Required work:
Show all lines containing "sensitive" from the data below.

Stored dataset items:
○ ○ ○ ○ ○

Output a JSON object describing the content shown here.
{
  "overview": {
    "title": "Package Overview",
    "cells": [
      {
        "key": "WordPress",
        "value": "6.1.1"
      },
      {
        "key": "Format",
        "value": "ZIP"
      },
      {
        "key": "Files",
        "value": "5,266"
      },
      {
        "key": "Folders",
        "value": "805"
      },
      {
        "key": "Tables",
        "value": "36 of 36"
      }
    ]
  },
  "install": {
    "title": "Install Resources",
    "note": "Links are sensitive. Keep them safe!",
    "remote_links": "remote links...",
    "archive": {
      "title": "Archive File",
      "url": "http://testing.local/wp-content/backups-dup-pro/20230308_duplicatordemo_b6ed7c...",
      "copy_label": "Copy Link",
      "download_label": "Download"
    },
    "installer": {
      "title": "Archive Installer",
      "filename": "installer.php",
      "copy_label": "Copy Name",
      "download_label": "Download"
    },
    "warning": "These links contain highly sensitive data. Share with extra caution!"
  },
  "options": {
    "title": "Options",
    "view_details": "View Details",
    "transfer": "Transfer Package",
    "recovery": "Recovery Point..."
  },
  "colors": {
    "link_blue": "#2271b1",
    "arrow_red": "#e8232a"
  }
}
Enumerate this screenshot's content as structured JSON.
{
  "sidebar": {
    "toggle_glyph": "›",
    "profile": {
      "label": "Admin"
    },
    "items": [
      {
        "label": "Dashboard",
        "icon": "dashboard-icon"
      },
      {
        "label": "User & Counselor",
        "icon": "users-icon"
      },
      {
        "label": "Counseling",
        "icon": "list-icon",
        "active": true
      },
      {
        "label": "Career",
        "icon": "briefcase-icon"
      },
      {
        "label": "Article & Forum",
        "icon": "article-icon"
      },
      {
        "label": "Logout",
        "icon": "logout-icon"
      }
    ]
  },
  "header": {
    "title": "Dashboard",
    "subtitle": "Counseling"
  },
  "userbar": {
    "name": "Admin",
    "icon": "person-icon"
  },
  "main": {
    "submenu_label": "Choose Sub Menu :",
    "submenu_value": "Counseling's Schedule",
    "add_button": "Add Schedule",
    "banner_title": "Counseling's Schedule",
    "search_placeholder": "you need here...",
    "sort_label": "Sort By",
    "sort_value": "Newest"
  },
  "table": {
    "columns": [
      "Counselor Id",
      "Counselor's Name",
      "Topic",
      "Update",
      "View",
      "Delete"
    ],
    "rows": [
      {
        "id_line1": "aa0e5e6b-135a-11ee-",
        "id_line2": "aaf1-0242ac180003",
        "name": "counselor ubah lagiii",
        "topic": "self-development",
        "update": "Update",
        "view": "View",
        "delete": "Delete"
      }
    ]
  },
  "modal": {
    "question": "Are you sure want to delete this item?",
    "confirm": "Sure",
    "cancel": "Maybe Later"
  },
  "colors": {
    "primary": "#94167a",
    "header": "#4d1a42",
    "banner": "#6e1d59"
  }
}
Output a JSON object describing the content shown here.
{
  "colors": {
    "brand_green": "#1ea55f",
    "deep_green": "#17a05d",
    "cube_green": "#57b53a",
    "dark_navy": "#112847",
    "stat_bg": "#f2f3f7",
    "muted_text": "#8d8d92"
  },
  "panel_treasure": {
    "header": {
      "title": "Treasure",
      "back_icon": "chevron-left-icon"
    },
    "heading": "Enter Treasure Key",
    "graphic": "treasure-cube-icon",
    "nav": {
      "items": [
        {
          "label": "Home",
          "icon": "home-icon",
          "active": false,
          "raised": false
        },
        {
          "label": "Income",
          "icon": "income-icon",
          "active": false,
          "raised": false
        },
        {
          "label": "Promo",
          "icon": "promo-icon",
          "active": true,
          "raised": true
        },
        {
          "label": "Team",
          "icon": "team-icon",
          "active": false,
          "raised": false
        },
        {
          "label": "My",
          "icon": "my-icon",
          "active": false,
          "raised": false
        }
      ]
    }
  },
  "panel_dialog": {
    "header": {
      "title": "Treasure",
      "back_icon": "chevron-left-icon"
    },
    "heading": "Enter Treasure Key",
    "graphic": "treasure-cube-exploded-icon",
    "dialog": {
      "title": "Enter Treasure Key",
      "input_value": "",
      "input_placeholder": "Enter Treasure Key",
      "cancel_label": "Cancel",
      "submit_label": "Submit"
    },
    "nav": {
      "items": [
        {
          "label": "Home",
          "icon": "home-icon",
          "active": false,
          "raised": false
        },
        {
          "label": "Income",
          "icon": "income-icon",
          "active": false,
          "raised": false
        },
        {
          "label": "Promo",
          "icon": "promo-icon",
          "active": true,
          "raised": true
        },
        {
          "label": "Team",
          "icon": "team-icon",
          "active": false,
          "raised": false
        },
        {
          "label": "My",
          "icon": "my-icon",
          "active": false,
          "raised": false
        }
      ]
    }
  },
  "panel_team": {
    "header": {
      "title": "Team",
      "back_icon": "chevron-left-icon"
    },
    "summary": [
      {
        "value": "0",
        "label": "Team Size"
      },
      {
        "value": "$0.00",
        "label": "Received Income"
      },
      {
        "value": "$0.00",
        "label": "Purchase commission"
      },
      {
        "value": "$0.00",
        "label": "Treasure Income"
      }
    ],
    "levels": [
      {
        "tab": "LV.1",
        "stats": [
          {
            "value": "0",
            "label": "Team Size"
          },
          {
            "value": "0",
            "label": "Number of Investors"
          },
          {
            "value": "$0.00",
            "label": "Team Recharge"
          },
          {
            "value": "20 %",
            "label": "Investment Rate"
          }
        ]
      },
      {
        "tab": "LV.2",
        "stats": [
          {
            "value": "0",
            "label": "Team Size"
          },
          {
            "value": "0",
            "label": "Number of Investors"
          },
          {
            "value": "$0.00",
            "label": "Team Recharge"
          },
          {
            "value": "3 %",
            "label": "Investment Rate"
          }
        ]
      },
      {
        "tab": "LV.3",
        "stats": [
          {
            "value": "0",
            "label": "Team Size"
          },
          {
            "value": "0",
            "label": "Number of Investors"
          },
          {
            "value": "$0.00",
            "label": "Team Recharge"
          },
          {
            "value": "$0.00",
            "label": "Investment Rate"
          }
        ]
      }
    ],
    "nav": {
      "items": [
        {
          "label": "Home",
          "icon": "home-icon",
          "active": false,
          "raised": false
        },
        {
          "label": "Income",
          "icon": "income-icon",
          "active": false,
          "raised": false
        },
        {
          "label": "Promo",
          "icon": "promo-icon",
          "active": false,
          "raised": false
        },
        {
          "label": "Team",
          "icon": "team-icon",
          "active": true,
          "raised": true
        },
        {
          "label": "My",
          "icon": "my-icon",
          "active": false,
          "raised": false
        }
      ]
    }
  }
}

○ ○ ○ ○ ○

Expected answer:
    "note": "Links are sensitive. Keep them safe!",
    "warning": "These links contain highly sensitive data. Share with extra caution!"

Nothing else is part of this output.